News & Updates
A federal appeals court upheld a ruling that a local county official who temporarily blocked a constituent from her Facebook page violated the First Amendment, making this the first court of appeals ruling regarding whether the First Amendment applies to government-run social media accounts.

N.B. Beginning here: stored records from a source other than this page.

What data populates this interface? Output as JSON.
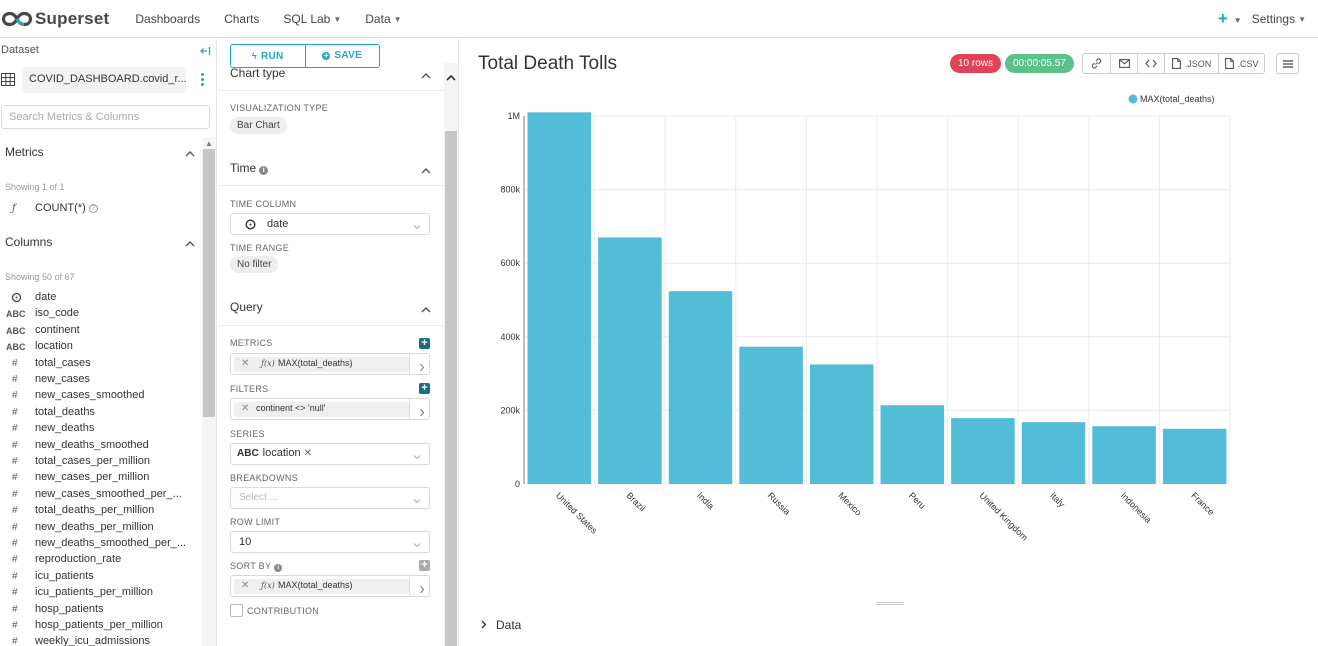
{
  "navbar": {
    "brand": "Superset",
    "items": [
      {
        "label": "Dashboards",
        "dropdown": false
      },
      {
        "label": "Charts",
        "dropdown": false
      },
      {
        "label": "SQL Lab",
        "dropdown": true
      },
      {
        "label": "Data",
        "dropdown": true
      }
    ],
    "settings_label": "Settings",
    "accent_color": "#20a7c9"
  },
  "dataset_panel": {
    "title": "Dataset",
    "dataset_name": "COVID_DASHBOARD.covid_r...",
    "search_placeholder": "Search Metrics & Columns",
    "metrics_header": "Metrics",
    "metrics_showing": "Showing 1 of 1",
    "metrics": [
      {
        "label": "COUNT(*)",
        "icon": "function-icon"
      }
    ],
    "columns_header": "Columns",
    "columns_showing": "Showing 50 of 67",
    "columns": [
      {
        "type": "clock",
        "name": "date"
      },
      {
        "type": "ABC",
        "name": "iso_code"
      },
      {
        "type": "ABC",
        "name": "continent"
      },
      {
        "type": "ABC",
        "name": "location"
      },
      {
        "type": "#",
        "name": "total_cases"
      },
      {
        "type": "#",
        "name": "new_cases"
      },
      {
        "type": "#",
        "name": "new_cases_smoothed"
      },
      {
        "type": "#",
        "name": "total_deaths"
      },
      {
        "type": "#",
        "name": "new_deaths"
      },
      {
        "type": "#",
        "name": "new_deaths_smoothed"
      },
      {
        "type": "#",
        "name": "total_cases_per_million"
      },
      {
        "type": "#",
        "name": "new_cases_per_million"
      },
      {
        "type": "#",
        "name": "new_cases_smoothed_per_..."
      },
      {
        "type": "#",
        "name": "total_deaths_per_million"
      },
      {
        "type": "#",
        "name": "new_deaths_per_million"
      },
      {
        "type": "#",
        "name": "new_deaths_smoothed_per_..."
      },
      {
        "type": "#",
        "name": "reproduction_rate"
      },
      {
        "type": "#",
        "name": "icu_patients"
      },
      {
        "type": "#",
        "name": "icu_patients_per_million"
      },
      {
        "type": "#",
        "name": "hosp_patients"
      },
      {
        "type": "#",
        "name": "hosp_patients_per_million"
      },
      {
        "type": "#",
        "name": "weekly_icu_admissions"
      }
    ]
  },
  "control_panel": {
    "run_label": "RUN",
    "save_label": "SAVE",
    "chart_type_header": "Chart type",
    "viz_type_label": "VISUALIZATION TYPE",
    "viz_type_value": "Bar Chart",
    "time_header": "Time",
    "time_column_label": "TIME COLUMN",
    "time_column_value": "date",
    "time_range_label": "TIME RANGE",
    "time_range_value": "No filter",
    "query_header": "Query",
    "metrics_label": "METRICS",
    "metrics_value": "MAX(total_deaths)",
    "filters_label": "FILTERS",
    "filters_value": "continent <> 'null'",
    "series_label": "SERIES",
    "series_type": "ABC",
    "series_value": "location",
    "breakdowns_label": "BREAKDOWNS",
    "breakdowns_placeholder": "Select ...",
    "row_limit_label": "ROW LIMIT",
    "row_limit_value": "10",
    "sort_by_label": "SORT BY",
    "sort_by_value": "MAX(total_deaths)",
    "contribution_label": "CONTRIBUTION"
  },
  "chart_panel": {
    "title": "Total Death Tolls",
    "rows_badge": "10 rows",
    "time_badge": "00:00:05.57",
    "json_label": ".JSON",
    "csv_label": ".CSV",
    "data_toggle_label": "Data",
    "rows_badge_color": "#e04355",
    "time_badge_color": "#5ac189"
  },
  "chart_data": {
    "type": "bar",
    "title": "Total Death Tolls",
    "categories": [
      "United States",
      "Brazil",
      "India",
      "Russia",
      "Mexico",
      "Peru",
      "United Kingdom",
      "Italy",
      "Indonesia",
      "France"
    ],
    "series": [
      {
        "name": "MAX(total_deaths)",
        "values": [
          1010000,
          670000,
          524000,
          373000,
          325000,
          214000,
          179000,
          168000,
          157000,
          150000
        ],
        "color": "#53bcd7"
      }
    ],
    "ylim": [
      0,
      1000000
    ],
    "yticks": [
      0,
      200000,
      400000,
      600000,
      800000,
      1000000
    ],
    "ytick_labels": [
      "0",
      "200k",
      "400k",
      "600k",
      "800k",
      "1M"
    ],
    "xlabel": "",
    "ylabel": "",
    "grid": true,
    "legend": "top-right"
  }
}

Brian Davison, a constituent of Loudon County, Virginia, filed a lawsuit in 2016 after he was temporarily blocked from the public Facebook page of county board of supervisors chairwoman Phyllis Randall. Davison, an outspoken Loudoun County resident, often wrote comments on Randall’s Facebook page criticizing the Loudoun Board and Randall in particular. On one occasion, Davison posted a comment after a town hall meeting that Randall claimed contained accusations regarding conflicts of interest with members of the school board. As a result, Randall deleted the entire post regarding the town hall meeting, precluding Davison from posting on the page temporarily until the chairwoman reinstated his access the following day.
The trial court ruled that Randall’s action was unconstitutional because it blocked a constituent based on his/her viewpoint. Randall appealed to the Fourth Circuit.
The court of appeals affirmed the trial court’s ruling since certain aspects of Randall’s Facebook page bore “hallmarks of a public forum” and that her move to ban Davison because of an allegation he made about government corruption constituted “black-letter viewpoint discrimination.” Judge James Wynn Jr. wrote in the opinion, in which Judge Barbara Keenan and Judge Pamela Harris concurred, that Randall “clothed the Chair’s Facebook Page in ‘the power and prestige of h[er] state office,’ and created and administered the page to ‘perform actual or apparent dut[ies] of h[er] office.'”
The Knight First Amendment Institute, who represented Davison on appeal, have also filed a separate but similar lawsuit against President Donald Trump for blocking some of his critics on Twitter. The Trump Administration appealed that decision which is currently pending before the U.S. Court of Appeals for the Second Circuit. This unanimous Fourth Circuit ruling could have indirect implications for the forthcoming Second Circuit ruling, Joshua Geltzer, executive director at Georgetown’s Institute for Constitutional Advocacy and Protection, told Newsweek.Washington Post Newsweek
Documents & ResourcesUS Court of Appeals for the Fourth Circuit Decision Knight First Amendment Institute Press Release